By Kevin Werner, News Staff
Nearly 2,000 of U.S. Steel’s pensioners are living on the mountain concerned that they could be left with little to no benefits if the company decides to leave Canada by 2016.
“We are concerned,” said Ward 7 councillor Scott Duvall, chair of the city’s steel sub-committee. “At the end of 2015 this could all end.”
An unprecedented economic impact study, produced by city staff, and presented to the sub-committee at the June 27 meeting, revealed that of the 5,158 retired steelworkers from U.S. Steel, 1,934 live in wards 6, 7, and 8. Another 1,357 retirees live in Stoney Creek, or parts of east Hamilton in wards 5, 9 and 10.
If those retirees lose, in a worst case scenario as Steelworkers local union 1005 present Rolf Gerstenberger said would mean about 40 per cent of their pensions and benefits, the Stoney Creek and mountain areas could be hard hit economically.
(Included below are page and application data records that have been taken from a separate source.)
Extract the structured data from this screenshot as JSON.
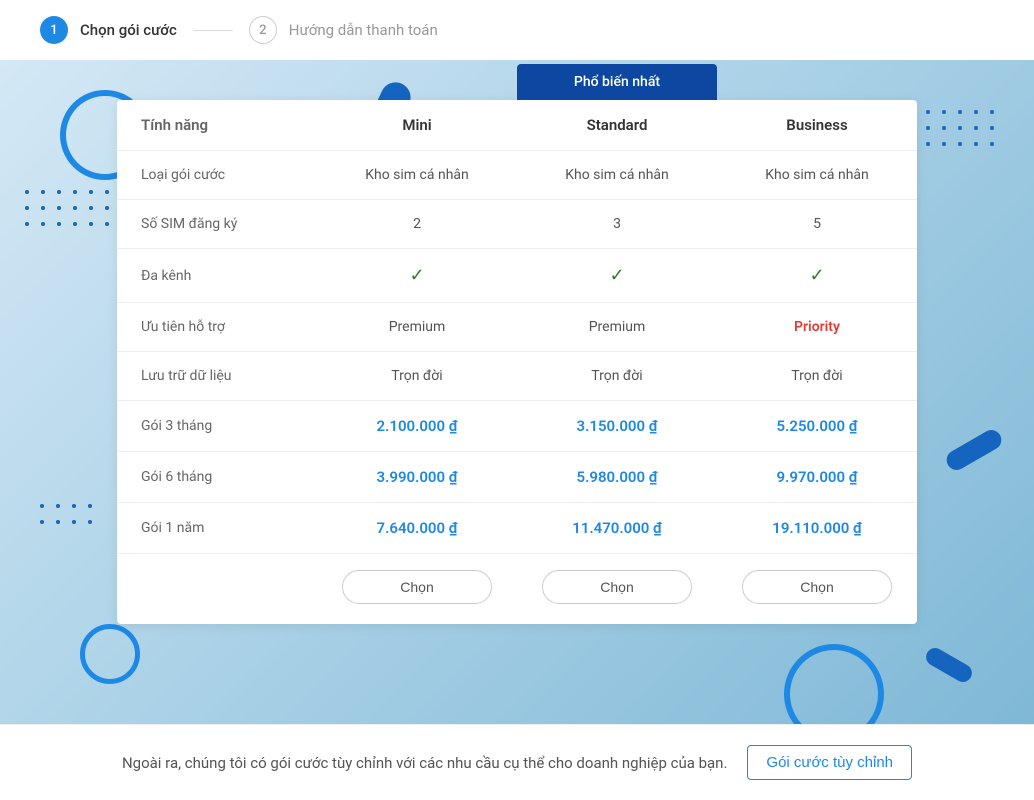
{
  "stepper": {
    "step1": {
      "number": "1",
      "label": "Chọn gói cước"
    },
    "step2": {
      "number": "2",
      "label": "Hướng dẫn thanh toán"
    }
  },
  "pricing": {
    "popular_badge": "Phổ biến nhất",
    "headers": {
      "feature": "Tính năng",
      "plan0": "Mini",
      "plan1": "Standard",
      "plan2": "Business"
    },
    "rows": {
      "package_type": {
        "label": "Loại gói cước",
        "v0": "Kho sim cá nhân",
        "v1": "Kho sim cá nhân",
        "v2": "Kho sim cá nhân"
      },
      "sim_count": {
        "label": "Số SIM đăng ký",
        "v0": "2",
        "v1": "3",
        "v2": "5"
      },
      "multichannel": {
        "label": "Đa kênh"
      },
      "support": {
        "label": "Ưu tiên hỗ trợ",
        "v0": "Premium",
        "v1": "Premium",
        "v2": "Priority"
      },
      "storage": {
        "label": "Lưu trữ dữ liệu",
        "v0": "Trọn đời",
        "v1": "Trọn đời",
        "v2": "Trọn đời"
      },
      "price3m": {
        "label": "Gói 3 tháng",
        "v0": "2.100.000 ₫",
        "v1": "3.150.000 ₫",
        "v2": "5.250.000 ₫"
      },
      "price6m": {
        "label": "Gói 6 tháng",
        "v0": "3.990.000 ₫",
        "v1": "5.980.000 ₫",
        "v2": "9.970.000 ₫"
      },
      "price12m": {
        "label": "Gói 1 năm",
        "v0": "7.640.000 ₫",
        "v1": "11.470.000 ₫",
        "v2": "19.110.000 ₫"
      }
    },
    "select_label": "Chọn"
  },
  "footer": {
    "text": "Ngoài ra, chúng tôi có gói cước tùy chỉnh với các nhu cầu cụ thể cho doanh nghiệp của bạn.",
    "button": "Gói cước tùy chỉnh"
  }
}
“It’s not a surprise to me (the mountain) has a lot of retired steelworkers,” said Duvall, who is a former steelworker himself. “But I didn’t know (the numbers) were that high.”
The economic study had been requested by the steel sub-committee in March to better understand the financial hit the city would take if U.S. Steel closed its Burlington plant. If the company would leave the city right now, Hamilton would lose nearly $22 million in tax revenues and pension benefits, according to the study.
The Ontario Pension Benefits Guarantee Fund, governed by the Ontario Pension Benefits Act, would guarantee pension benefits of Ontario members under single-employer defined benefit plan up to $1,000 per month for members. The study showed the per capita annual pension for the Hamilton retirees is just over $16,200.
“It is not shocking to us,” said Gerstenberger, who attended the committee meeting. “If you lost 40 per cent (of your pension) you don’t need to have a study to show it’s not good.”
If those retirees lose any portion of their pension, the economic study revealed, they would suffer economic hardship, mental and physical difficulties, and have housing issues.
“The impact felt by retirees will also be felt by their communities,” stated the report.
“It’s about the pensions, but on an ongoing basis (the impact on) the higher taxes on households” that would happen if U.S. Steel leaves, said Duvall.
Politicians asked for the report to prepare the city for what could happen in 2016. On Dec. 31, 2015, the agreement between U.S. Steel and the federal government will expire, which has kept the American-based company in the country operating Canadian plants. The agreement will also see the end of a special pension funding deal with the province. The fear from union members is U.S. Steel will relocate its operations to the United States.
U.S. Steel purchased Stelco in August 2007 for $1.9 billion under an agreement to keep its employee and steel production at a required level. The company failed to do so, forcing the federal government to take the company to court. The legal issue was settled out of court between the government and company, producing what has been called a secret agreement that has yet to be made public.
U.S. Steel officials and federal government representatives have repeatedly ignored requests to talk about the pending deadline from sub-committee members.
U.S. Steel officials sent a letter to council earlier this year stating that speaking at the committee meeting is “not an appropriate venue in which to discuss matters relating to our internal business transformation issues.”
The economic study is expected to form a core piece of information Hamilton officials want to present to federal officials as the future of U.S. Steel and Hamilton nears.
“This is a good analysis of a closing of a business,” said Neil Everson, executive director of the city’s Economic Development department. “It’s not just a Hamilton issue, it’s a regional issue.”
The study, though, is not completed. Further work will be done to incorporate the city’s water revenues from U.S. Steel, the impact of the company’s non-union workers’ salaries, and update the study with the 2013 actuarial reports, expected to be available in July.
But the sub-committee couldn’t formally approve or pass any policy or do anything because it didn’t have quorum. Only chair Duvall, Mayor Bob Bratina and Ward 1 councillor Brian McHattie attended the meeting. Councillors Terry Whitehead, Sam Merulla and Bob Morrow were absent.
“It’s inexcusable we don’t have quorum,” said Bratina, who apologized to the Steelworkers union representatives who turned out for the morning meeting. “This is not right. We can’t give any direction. I’m not very happy. Someone could have waited another half-day to go on a long-weekend vacation.”
Duvall said later an emergency sub-committee meeting could be held during the summer to provide the necessary direction to staff to complete the report, expected in September. He also wants to meet with federal officials, accompanied by Bratina and City Manager Chris Murray to talk about the U.S. Steel situation and present the city’s report to them.